DATASET CONTENT START

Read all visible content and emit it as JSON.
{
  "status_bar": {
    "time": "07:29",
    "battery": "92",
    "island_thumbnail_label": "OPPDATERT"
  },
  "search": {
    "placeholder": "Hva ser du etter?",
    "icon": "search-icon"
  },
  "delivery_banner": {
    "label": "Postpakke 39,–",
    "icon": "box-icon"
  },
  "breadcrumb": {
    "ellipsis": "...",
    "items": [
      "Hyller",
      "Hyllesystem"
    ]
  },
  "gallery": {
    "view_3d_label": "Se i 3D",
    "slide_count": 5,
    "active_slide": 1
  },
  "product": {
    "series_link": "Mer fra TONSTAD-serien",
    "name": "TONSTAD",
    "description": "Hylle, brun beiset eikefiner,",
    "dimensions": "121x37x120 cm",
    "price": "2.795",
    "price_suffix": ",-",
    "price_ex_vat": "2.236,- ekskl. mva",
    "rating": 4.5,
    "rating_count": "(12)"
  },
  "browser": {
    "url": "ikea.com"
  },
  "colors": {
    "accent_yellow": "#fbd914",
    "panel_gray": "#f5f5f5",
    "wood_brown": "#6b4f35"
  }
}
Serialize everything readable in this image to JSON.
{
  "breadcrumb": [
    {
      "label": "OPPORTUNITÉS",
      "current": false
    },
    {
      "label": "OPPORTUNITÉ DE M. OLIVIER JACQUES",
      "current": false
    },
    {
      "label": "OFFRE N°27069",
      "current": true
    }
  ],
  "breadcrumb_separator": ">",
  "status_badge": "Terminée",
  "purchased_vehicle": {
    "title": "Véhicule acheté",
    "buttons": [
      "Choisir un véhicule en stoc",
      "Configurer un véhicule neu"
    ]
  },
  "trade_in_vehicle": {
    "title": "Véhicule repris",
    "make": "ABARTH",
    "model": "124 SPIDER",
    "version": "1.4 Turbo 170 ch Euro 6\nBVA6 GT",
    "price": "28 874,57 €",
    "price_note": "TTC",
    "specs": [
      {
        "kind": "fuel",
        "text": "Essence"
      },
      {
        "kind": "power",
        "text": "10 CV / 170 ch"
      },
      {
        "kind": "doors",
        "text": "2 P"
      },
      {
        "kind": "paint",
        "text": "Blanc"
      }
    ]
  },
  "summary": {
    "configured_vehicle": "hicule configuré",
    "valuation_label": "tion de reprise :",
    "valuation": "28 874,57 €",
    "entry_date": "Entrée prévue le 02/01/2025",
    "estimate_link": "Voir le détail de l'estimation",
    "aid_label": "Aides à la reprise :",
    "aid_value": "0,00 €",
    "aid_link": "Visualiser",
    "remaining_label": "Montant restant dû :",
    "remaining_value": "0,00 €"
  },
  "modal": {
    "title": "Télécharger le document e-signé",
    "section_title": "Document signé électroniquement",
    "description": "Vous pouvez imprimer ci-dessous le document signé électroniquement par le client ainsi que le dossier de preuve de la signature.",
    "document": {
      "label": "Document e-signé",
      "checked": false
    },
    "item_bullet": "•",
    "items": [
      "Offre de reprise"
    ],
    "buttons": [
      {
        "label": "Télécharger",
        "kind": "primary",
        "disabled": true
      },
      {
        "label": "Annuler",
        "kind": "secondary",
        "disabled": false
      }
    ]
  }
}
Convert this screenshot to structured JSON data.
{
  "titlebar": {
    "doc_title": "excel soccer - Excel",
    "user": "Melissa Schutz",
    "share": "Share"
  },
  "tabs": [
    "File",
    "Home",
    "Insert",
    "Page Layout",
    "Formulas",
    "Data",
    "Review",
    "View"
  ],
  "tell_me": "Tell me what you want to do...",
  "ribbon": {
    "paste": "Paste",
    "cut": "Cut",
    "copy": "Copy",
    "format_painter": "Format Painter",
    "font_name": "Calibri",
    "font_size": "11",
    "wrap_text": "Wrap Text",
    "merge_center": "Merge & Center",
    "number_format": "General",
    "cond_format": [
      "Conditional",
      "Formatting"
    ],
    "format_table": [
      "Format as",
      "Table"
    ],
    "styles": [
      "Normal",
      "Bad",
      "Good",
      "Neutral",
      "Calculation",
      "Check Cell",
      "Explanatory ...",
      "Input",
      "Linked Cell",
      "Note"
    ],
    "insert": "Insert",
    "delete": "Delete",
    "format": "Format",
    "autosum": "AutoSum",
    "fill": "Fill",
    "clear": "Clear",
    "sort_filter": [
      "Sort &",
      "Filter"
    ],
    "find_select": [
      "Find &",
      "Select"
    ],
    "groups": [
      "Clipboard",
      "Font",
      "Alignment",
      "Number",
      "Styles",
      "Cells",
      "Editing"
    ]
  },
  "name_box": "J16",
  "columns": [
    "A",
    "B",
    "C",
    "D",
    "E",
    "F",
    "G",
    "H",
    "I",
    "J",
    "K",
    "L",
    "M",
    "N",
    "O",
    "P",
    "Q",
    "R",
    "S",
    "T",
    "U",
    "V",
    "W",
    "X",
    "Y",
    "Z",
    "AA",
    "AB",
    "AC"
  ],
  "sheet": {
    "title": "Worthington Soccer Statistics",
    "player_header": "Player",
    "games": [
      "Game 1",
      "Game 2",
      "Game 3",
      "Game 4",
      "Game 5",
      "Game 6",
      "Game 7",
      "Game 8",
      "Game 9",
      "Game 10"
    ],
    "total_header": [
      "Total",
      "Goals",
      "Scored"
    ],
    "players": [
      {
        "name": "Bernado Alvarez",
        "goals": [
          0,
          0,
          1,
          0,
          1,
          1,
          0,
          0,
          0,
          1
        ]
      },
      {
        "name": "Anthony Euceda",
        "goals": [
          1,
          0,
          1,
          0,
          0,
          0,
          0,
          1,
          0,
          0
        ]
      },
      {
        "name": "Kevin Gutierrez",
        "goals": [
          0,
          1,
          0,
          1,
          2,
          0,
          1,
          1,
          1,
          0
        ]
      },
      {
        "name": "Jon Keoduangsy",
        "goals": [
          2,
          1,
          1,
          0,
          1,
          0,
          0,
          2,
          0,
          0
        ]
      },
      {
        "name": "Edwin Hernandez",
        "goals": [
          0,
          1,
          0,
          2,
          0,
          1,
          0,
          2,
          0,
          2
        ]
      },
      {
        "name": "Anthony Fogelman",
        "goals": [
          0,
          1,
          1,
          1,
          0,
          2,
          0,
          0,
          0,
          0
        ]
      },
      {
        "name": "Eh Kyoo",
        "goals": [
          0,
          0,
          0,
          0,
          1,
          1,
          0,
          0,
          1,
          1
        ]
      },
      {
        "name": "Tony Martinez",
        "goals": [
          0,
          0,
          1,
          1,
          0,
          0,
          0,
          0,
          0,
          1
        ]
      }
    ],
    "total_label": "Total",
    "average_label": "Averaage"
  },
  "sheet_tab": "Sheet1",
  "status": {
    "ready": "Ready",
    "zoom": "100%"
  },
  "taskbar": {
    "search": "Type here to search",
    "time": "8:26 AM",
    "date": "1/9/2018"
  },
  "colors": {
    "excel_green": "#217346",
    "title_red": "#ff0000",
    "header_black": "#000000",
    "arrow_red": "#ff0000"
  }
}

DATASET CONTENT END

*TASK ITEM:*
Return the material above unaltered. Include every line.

*YOUR RESPONSE:*
Read all visible content and emit it as JSON.
{
  "status_bar": {
    "time": "07:29",
    "battery": "92",
    "island_thumbnail_label": "OPPDATERT"
  },
  "search": {
    "placeholder": "Hva ser du etter?",
    "icon": "search-icon"
  },
  "delivery_banner": {
    "label": "Postpakke 39,–",
    "icon": "box-icon"
  },
  "breadcrumb": {
    "ellipsis": "...",
    "items": [
      "Hyller",
      "Hyllesystem"
    ]
  },
  "gallery": {
    "view_3d_label": "Se i 3D",
    "slide_count": 5,
    "active_slide": 1
  },
  "product": {
    "series_link": "Mer fra TONSTAD-serien",
    "name": "TONSTAD",
    "description": "Hylle, brun beiset eikefiner,",
    "dimensions": "121x37x120 cm",
    "price": "2.795",
    "price_suffix": ",-",
    "price_ex_vat": "2.236,- ekskl. mva",
    "rating": 4.5,
    "rating_count": "(12)"
  },
  "browser": {
    "url": "ikea.com"
  },
  "colors": {
    "accent_yellow": "#fbd914",
    "panel_gray": "#f5f5f5",
    "wood_brown": "#6b4f35"
  }
}
Serialize everything readable in this image to JSON.
{
  "breadcrumb": [
    {
      "label": "OPPORTUNITÉS",
      "current": false
    },
    {
      "label": "OPPORTUNITÉ DE M. OLIVIER JACQUES",
      "current": false
    },
    {
      "label": "OFFRE N°27069",
      "current": true
    }
  ],
  "breadcrumb_separator": ">",
  "status_badge": "Terminée",
  "purchased_vehicle": {
    "title": "Véhicule acheté",
    "buttons": [
      "Choisir un véhicule en stoc",
      "Configurer un véhicule neu"
    ]
  },
  "trade_in_vehicle": {
    "title": "Véhicule repris",
    "make": "ABARTH",
    "model": "124 SPIDER",
    "version": "1.4 Turbo 170 ch Euro 6\nBVA6 GT",
    "price": "28 874,57 €",
    "price_note": "TTC",
    "specs": [
      {
        "kind": "fuel",
        "text": "Essence"
      },
      {
        "kind": "power",
        "text": "10 CV / 170 ch"
      },
      {
        "kind": "doors",
        "text": "2 P"
      },
      {
        "kind": "paint",
        "text": "Blanc"
      }
    ]
  },
  "summary": {
    "configured_vehicle": "hicule configuré",
    "valuation_label": "tion de reprise :",
    "valuation": "28 874,57 €",
    "entry_date": "Entrée prévue le 02/01/2025",
    "estimate_link": "Voir le détail de l'estimation",
    "aid_label": "Aides à la reprise :",
    "aid_value": "0,00 €",
    "aid_link": "Visualiser",
    "remaining_label": "Montant restant dû :",
    "remaining_value": "0,00 €"
  },
  "modal": {
    "title": "Télécharger le document e-signé",
    "section_title": "Document signé électroniquement",
    "description": "Vous pouvez imprimer ci-dessous le document signé électroniquement par le client ainsi que le dossier de preuve de la signature.",
    "document": {
      "label": "Document e-signé",
      "checked": false
    },
    "item_bullet": "•",
    "items": [
      "Offre de reprise"
    ],
    "buttons": [
      {
        "label": "Télécharger",
        "kind": "primary",
        "disabled": true
      },
      {
        "label": "Annuler",
        "kind": "secondary",
        "disabled": false
      }
    ]
  }
}
Convert this screenshot to structured JSON data.
{
  "titlebar": {
    "doc_title": "excel soccer - Excel",
    "user": "Melissa Schutz",
    "share": "Share"
  },
  "tabs": [
    "File",
    "Home",
    "Insert",
    "Page Layout",
    "Formulas",
    "Data",
    "Review",
    "View"
  ],
  "tell_me": "Tell me what you want to do...",
  "ribbon": {
    "paste": "Paste",
    "cut": "Cut",
    "copy": "Copy",
    "format_painter": "Format Painter",
    "font_name": "Calibri",
    "font_size": "11",
    "wrap_text": "Wrap Text",
    "merge_center": "Merge & Center",
    "number_format": "General",
    "cond_format": [
      "Conditional",
      "Formatting"
    ],
    "format_table": [
      "Format as",
      "Table"
    ],
    "styles": [
      "Normal",
      "Bad",
      "Good",
      "Neutral",
      "Calculation",
      "Check Cell",
      "Explanatory ...",
      "Input",
      "Linked Cell",
      "Note"
    ],
    "insert": "Insert",
    "delete": "Delete",
    "format": "Format",
    "autosum": "AutoSum",
    "fill": "Fill",
    "clear": "Clear",
    "sort_filter": [
      "Sort &",
      "Filter"
    ],
    "find_select": [
      "Find &",
      "Select"
    ],
    "groups": [
      "Clipboard",
      "Font",
      "Alignment",
      "Number",
      "Styles",
      "Cells",
      "Editing"
    ]
  },
  "name_box": "J16",
  "columns": [
    "A",
    "B",
    "C",
    "D",
    "E",
    "F",
    "G",
    "H",
    "I",
    "J",
    "K",
    "L",
    "M",
    "N",
    "O",
    "P",
    "Q",
    "R",
    "S",
    "T",
    "U",
    "V",
    "W",
    "X",
    "Y",
    "Z",
    "AA",
    "AB",
    "AC"
  ],
  "sheet": {
    "title": "Worthington Soccer Statistics",
    "player_header": "Player",
    "games": [
      "Game 1",
      "Game 2",
      "Game 3",
      "Game 4",
      "Game 5",
      "Game 6",
      "Game 7",
      "Game 8",
      "Game 9",
      "Game 10"
    ],
    "total_header": [
      "Total",
      "Goals",
      "Scored"
    ],
    "players": [
      {
        "name": "Bernado Alvarez",
        "goals": [
          0,
          0,
          1,
          0,
          1,
          1,
          0,
          0,
          0,
          1
        ]
      },
      {
        "name": "Anthony Euceda",
        "goals": [
          1,
          0,
          1,
          0,
          0,
          0,
          0,
          1,
          0,
          0
        ]
      },
      {
        "name": "Kevin Gutierrez",
        "goals": [
          0,
          1,
          0,
          1,
          2,
          0,
          1,
          1,
          1,
          0
        ]
      },
      {
        "name": "Jon Keoduangsy",
        "goals": [
          2,
          1,
          1,
          0,
          1,
          0,
          0,
          2,
          0,
          0
        ]
      },
      {
        "name": "Edwin Hernandez",
        "goals": [
          0,
          1,
          0,
          2,
          0,
          1,
          0,
          2,
          0,
          2
        ]
      },
      {
        "name": "Anthony Fogelman",
        "goals": [
          0,
          1,
          1,
          1,
          0,
          2,
          0,
          0,
          0,
          0
        ]
      },
      {
        "name": "Eh Kyoo",
        "goals": [
          0,
          0,
          0,
          0,
          1,
          1,
          0,
          0,
          1,
          1
        ]
      },
      {
        "name": "Tony Martinez",
        "goals": [
          0,
          0,
          1,
          1,
          0,
          0,
          0,
          0,
          0,
          1
        ]
      }
    ],
    "total_label": "Total",
    "average_label": "Averaage"
  },
  "sheet_tab": "Sheet1",
  "status": {
    "ready": "Ready",
    "zoom": "100%"
  },
  "taskbar": {
    "search": "Type here to search",
    "time": "8:26 AM",
    "date": "1/9/2018"
  },
  "colors": {
    "excel_green": "#217346",
    "title_red": "#ff0000",
    "header_black": "#000000",
    "arrow_red": "#ff0000"
  }
}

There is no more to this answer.